◆ **Task description**
Go through the listing below and show each line that has the word "JSON".

◆ **Input for this task**
*** Begin section ***

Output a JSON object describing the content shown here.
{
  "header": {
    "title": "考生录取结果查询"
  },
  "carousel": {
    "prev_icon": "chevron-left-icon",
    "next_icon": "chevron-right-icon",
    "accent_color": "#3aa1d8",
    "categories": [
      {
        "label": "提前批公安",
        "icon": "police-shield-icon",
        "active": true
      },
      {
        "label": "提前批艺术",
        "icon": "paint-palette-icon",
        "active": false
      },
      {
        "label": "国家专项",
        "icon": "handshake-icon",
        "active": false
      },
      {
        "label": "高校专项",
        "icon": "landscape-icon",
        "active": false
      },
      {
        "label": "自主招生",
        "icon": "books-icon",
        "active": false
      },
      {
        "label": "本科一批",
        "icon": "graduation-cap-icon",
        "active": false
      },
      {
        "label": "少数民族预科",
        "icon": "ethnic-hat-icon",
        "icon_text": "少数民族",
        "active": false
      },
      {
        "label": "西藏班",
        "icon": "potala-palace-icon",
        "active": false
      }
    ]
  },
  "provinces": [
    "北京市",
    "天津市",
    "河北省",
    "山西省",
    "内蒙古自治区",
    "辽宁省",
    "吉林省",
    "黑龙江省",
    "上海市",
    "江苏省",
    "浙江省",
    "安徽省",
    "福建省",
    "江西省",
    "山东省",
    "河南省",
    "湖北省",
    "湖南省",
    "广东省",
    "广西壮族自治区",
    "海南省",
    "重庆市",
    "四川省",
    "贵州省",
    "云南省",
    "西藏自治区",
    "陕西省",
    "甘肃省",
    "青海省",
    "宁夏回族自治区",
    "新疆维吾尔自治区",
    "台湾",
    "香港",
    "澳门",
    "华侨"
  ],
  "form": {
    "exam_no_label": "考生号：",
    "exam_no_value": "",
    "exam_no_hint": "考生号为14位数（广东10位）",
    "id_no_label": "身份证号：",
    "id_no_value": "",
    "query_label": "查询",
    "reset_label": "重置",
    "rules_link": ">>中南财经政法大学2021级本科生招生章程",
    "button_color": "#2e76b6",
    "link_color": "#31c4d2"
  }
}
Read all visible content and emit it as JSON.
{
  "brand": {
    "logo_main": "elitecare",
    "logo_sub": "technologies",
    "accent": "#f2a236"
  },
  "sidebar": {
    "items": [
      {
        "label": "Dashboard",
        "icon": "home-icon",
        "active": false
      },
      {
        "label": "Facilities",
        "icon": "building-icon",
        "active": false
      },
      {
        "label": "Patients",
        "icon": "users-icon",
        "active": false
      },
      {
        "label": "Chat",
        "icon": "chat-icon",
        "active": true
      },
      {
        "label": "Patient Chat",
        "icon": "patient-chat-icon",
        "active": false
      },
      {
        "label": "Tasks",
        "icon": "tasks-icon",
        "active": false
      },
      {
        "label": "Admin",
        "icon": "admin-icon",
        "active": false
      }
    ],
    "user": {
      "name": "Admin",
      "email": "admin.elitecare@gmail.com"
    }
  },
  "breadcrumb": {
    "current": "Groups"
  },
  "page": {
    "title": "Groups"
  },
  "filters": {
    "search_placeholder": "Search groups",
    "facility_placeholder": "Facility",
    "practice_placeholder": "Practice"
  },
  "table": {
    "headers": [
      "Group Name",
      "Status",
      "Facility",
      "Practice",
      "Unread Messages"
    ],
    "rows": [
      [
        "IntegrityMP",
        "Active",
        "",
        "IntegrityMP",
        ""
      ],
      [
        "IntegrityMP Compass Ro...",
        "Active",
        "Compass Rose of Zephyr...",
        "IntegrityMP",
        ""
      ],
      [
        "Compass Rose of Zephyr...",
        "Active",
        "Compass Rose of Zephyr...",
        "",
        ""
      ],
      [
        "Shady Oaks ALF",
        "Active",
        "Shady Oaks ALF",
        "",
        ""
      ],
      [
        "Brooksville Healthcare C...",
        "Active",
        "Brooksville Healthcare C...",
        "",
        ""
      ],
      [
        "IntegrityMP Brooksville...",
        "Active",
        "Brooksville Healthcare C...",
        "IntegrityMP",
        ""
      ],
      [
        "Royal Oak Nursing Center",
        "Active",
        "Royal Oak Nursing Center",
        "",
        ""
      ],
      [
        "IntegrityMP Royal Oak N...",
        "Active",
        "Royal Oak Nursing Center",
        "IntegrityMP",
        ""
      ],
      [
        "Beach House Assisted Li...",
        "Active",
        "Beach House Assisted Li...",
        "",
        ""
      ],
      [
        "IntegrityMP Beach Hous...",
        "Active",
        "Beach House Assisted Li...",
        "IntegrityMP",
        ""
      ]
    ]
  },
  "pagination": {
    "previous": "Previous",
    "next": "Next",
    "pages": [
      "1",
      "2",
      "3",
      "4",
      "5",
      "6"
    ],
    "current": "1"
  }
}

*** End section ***
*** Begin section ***

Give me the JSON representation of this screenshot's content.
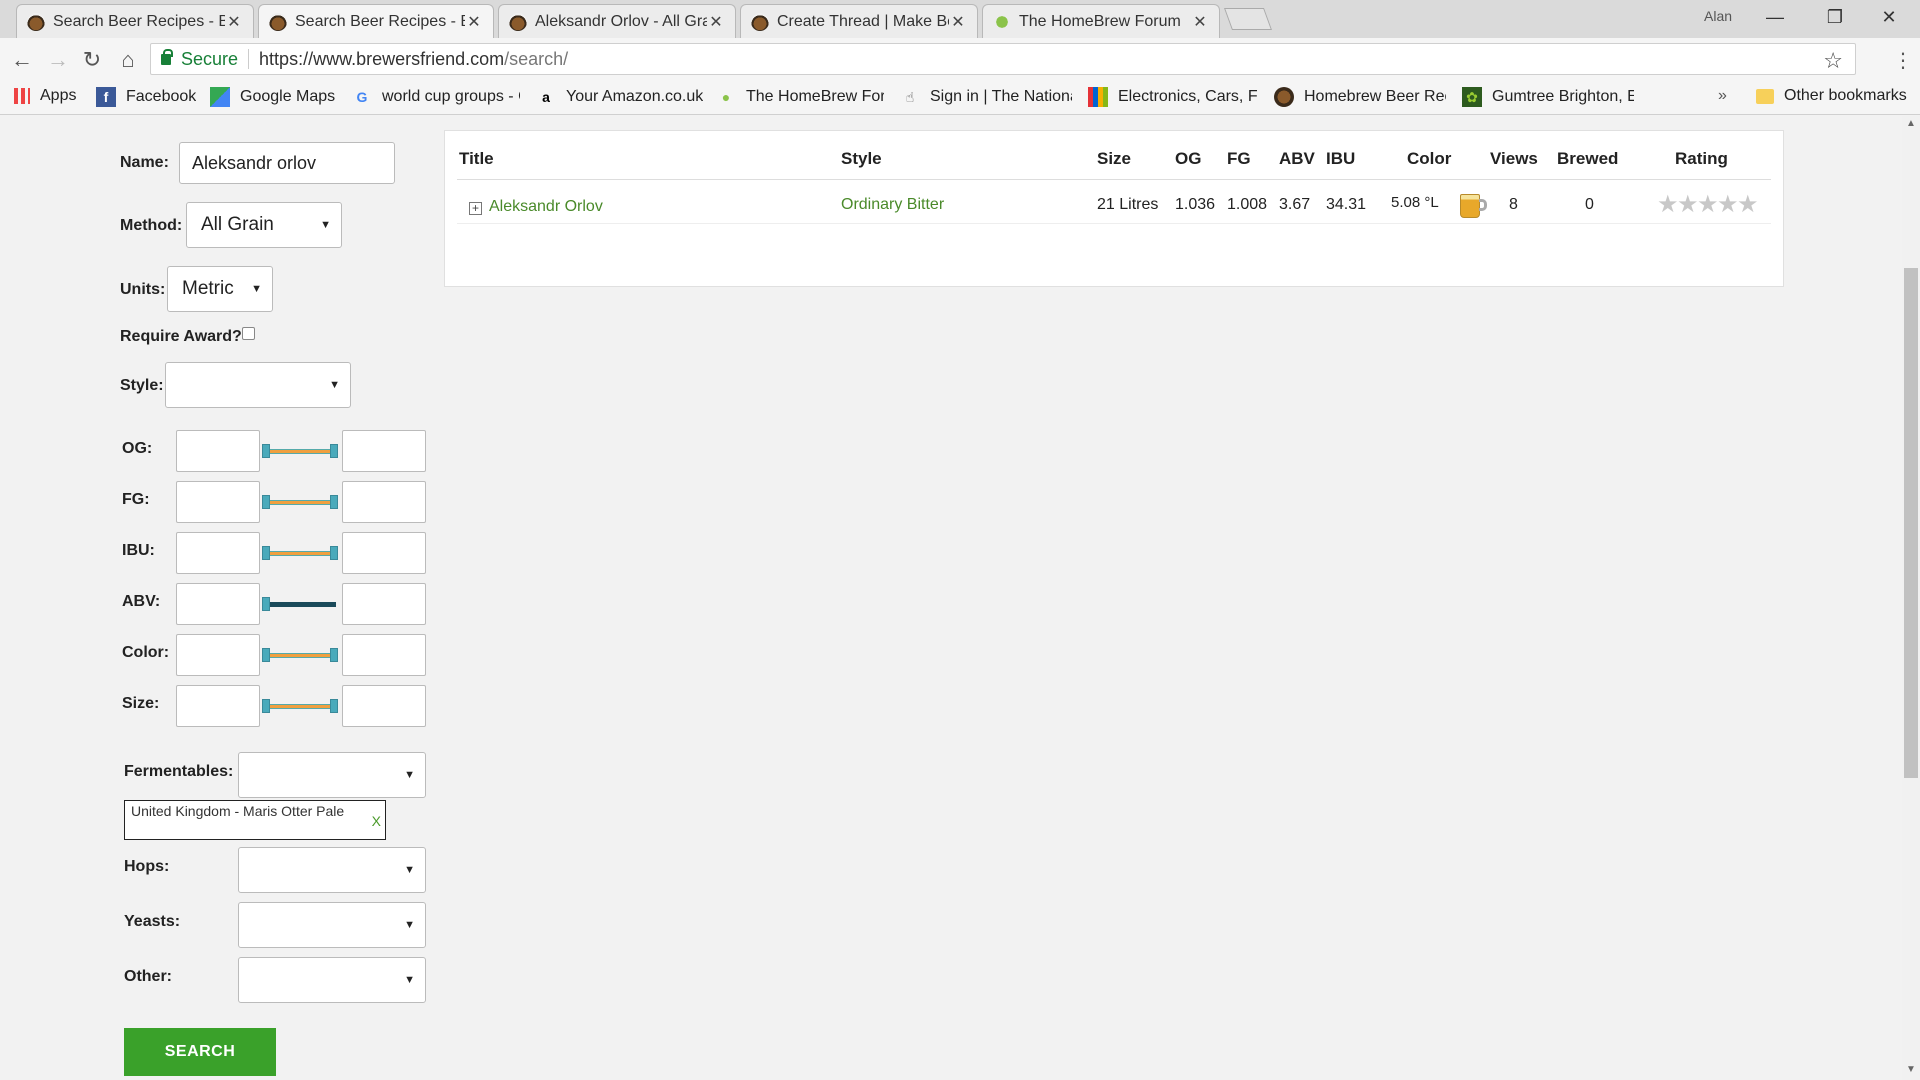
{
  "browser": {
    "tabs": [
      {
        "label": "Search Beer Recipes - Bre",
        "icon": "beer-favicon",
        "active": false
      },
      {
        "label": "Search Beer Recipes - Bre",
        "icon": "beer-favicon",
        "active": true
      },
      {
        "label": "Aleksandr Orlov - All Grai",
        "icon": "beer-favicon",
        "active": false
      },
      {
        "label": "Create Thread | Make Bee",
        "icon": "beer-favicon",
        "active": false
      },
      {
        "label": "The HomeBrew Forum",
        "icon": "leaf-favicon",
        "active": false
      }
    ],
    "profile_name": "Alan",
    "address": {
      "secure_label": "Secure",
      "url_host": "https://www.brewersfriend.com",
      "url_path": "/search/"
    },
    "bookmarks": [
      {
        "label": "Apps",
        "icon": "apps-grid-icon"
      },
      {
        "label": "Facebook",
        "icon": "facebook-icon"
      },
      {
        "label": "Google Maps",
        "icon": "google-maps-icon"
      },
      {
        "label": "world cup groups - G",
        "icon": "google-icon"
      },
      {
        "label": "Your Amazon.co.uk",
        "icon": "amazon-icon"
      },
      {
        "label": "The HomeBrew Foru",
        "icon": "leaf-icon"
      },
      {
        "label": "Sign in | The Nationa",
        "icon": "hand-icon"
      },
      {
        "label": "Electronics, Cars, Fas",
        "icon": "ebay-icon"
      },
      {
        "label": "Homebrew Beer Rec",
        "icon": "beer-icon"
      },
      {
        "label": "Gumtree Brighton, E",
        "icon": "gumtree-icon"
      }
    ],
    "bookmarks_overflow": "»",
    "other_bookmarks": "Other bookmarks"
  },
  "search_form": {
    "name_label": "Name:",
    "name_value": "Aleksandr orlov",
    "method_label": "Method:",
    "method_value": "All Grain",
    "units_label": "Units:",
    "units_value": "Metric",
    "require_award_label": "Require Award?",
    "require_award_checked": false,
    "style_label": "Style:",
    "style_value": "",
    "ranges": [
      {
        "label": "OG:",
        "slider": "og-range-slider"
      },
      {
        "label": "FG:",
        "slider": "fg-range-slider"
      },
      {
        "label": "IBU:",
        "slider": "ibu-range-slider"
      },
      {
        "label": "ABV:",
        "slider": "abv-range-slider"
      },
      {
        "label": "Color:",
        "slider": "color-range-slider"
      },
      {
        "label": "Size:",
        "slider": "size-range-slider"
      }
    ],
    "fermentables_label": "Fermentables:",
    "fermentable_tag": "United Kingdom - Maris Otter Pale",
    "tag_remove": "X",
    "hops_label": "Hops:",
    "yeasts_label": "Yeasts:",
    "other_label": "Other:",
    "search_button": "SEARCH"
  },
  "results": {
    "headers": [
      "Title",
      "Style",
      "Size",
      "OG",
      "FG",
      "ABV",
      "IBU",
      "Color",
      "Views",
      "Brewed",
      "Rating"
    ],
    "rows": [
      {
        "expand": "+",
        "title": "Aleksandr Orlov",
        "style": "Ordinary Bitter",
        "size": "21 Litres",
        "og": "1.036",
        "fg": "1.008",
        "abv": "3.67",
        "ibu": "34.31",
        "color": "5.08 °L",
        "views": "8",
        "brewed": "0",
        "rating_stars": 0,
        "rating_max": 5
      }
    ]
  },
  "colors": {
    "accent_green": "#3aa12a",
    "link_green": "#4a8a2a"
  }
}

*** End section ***
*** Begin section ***

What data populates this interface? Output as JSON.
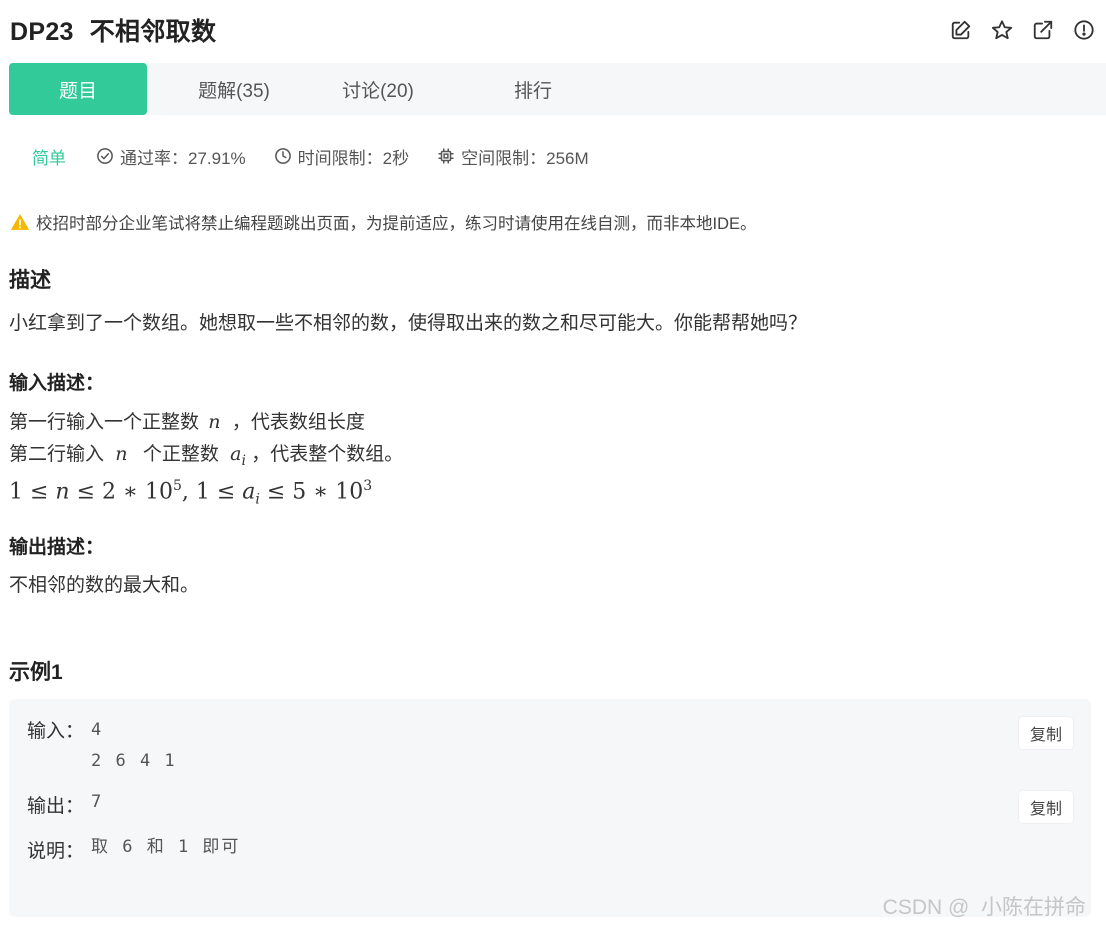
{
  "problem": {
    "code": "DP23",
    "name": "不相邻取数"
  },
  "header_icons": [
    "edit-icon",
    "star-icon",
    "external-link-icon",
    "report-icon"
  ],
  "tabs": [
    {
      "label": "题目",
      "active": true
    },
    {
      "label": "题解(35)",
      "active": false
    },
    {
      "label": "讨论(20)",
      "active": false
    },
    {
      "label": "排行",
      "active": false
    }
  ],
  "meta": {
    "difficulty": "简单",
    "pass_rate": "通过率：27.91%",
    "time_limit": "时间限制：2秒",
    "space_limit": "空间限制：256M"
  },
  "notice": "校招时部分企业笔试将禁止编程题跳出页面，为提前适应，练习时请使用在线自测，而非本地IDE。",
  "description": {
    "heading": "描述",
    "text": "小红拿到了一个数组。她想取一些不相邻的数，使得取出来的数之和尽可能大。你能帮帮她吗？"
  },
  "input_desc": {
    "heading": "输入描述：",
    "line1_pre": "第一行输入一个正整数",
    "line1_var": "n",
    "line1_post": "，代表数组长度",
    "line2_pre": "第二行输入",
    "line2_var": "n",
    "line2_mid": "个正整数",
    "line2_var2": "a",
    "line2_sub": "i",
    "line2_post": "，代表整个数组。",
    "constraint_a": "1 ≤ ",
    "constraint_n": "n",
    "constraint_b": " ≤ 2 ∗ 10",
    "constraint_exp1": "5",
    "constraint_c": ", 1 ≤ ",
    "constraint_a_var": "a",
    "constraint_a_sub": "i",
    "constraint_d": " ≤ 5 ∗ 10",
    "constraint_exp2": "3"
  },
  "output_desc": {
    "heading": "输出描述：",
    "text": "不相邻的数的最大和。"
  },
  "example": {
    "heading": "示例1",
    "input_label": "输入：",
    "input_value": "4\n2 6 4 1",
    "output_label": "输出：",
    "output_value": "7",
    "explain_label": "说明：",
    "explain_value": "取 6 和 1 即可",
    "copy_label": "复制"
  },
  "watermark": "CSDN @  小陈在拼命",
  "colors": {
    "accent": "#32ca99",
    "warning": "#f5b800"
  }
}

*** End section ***

◆ **Reply to the exercise**
Output a JSON object describing the content shown here.
Read all visible content and emit it as JSON.
Give me the JSON representation of this screenshot's content.
What data populates this interface? Output as JSON.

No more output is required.